1 Lee E. Huddleston, Origins of the American Indians: European Concepts, 1942-1929, University of Texas Press, Austin, 1967.
2 De Guignes, Researches sur les Navigations des Chinois du de l'Amerique, Et sur quelques peoples situes a l'extremite orientale de l' Asie, Rec. de l'Academie des Inscriptions Memorires, vol.28, 1762.
3 Edward P. Vining, An Inglorious Columbias, or, Evidence that Hwui Shan and the Party of Buddhist Monks from Afghanistan Discovered America in the Fifth Century, AD, D. Appleton, New York, 1885.
5 Robert von Heine-Geldern, The Problem of Transpacific Influences in Mesoamerica, Handbook of Middle America Indians, vol. 4, ed. by R. Wauchop and others, University of Texas Press, Austin, 1966.
6 Michael D. Coe, San Lorenzo and the Olmec Civilization, Dumbarton Conference on the Olmecs, October 28-29, 1967.
7 Michael D. Coe, America's Fist Civilization, Princeton, New York,, 1988.
8 Carroll L. Riley and Others, Man across the Sea: Problem of Pre-Columbian Contacts, University of Texas, Austin, 1971.
9 白鸟库吉：《扶桑に就いて》，《地学杂志》19卷225期，明治四十年（1907）9月；桑原隲藏：《テイニングの〈无名のコロンブズ〉——亚细亚人の亚美利加发现说の绍介》， 《三宅博士古稀纪念论文集》。
12 朱谦之：《扶桑国考证》， 商务印书馆，1940年。
18 房仲甫：《殷人航渡美洲再探》， 《世界历史》1983年3期。
20 H. Mike Xu， Origin of the Olmec Civilization， University of Central Oklahoma Press，1996．
21 参看日本学者贝冢茂树：《京都大学人文科学研究所藏甲骨文字•本文篇》 ２８２、３２７、３５０、５８１、６８８诸片考释，京都大学人文科学研究所，京都，１９６０年；徐中舒主编： 《甲骨文字典》，１０－１３页，四川人民出版社，１９８８年。
25 参看日本学者白川静：《殷の王族と政治の形态》，《古代学》３－１，１９５４年；于省吾：26《从甲骨文看商代社会性质》，《东北人民大学人文科学学报》，１９５７年２、３合刊； 杨升南：《卜辞中所见诸侯对商王朝的臣属关系》，《甲骨文与殷商史》上海古籍出版社，１９８３年。

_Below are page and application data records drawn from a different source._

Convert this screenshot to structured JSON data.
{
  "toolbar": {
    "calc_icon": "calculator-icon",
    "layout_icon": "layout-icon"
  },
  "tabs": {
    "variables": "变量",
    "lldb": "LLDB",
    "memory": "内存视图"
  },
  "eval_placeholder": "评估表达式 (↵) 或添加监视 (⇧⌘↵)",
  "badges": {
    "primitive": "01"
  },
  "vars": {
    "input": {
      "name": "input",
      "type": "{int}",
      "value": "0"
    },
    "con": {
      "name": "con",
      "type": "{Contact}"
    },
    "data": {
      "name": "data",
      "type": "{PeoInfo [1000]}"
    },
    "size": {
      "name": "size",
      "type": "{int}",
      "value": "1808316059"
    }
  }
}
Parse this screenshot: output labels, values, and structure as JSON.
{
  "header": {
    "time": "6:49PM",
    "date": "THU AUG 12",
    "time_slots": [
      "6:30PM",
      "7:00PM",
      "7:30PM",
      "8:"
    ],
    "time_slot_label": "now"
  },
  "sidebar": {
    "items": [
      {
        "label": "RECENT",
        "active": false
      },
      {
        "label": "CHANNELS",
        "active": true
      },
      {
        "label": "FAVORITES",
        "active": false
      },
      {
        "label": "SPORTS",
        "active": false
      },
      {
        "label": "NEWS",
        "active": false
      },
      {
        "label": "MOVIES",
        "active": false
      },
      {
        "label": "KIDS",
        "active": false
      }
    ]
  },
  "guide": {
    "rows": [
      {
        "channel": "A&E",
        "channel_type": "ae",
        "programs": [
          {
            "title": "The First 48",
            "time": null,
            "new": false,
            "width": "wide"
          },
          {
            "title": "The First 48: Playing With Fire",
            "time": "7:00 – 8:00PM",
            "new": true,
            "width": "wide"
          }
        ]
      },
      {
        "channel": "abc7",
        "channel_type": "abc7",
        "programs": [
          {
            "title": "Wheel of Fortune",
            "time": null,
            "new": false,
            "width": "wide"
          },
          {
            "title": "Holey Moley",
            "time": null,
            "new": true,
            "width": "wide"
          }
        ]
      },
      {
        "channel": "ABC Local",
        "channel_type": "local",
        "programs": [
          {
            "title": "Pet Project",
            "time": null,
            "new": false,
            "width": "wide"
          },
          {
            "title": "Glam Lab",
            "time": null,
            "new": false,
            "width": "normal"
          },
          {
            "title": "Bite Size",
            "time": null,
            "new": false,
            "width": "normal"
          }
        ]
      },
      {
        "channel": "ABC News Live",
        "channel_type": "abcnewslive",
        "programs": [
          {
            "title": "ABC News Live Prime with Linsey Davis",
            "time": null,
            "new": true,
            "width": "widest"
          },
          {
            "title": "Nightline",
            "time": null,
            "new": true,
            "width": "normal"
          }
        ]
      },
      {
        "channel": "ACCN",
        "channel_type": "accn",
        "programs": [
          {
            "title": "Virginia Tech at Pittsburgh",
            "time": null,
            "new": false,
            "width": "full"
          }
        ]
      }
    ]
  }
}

26 罗振玉：《增订殷虚书契考释》卷二、卷十二，东方学会， 1927年。
28 Lorenzomn Ochoa, Marcia Castro-Leal, Guide Achéologique du Parc_Musee de Laventa, Gouvernement de l’Etat de Tabasco, Villahermosa, 1986.
32 范毓周：《试论灭商以前的商周关系》，《史学月刊》1981年1期。又Fan Yuzhou (范毓周),Some Comments on Zhouyuan Oracle Bone Inscriptions: A Response to Edward L. Shaughnessy, Early China, Vol. 11-12, 1985-1987.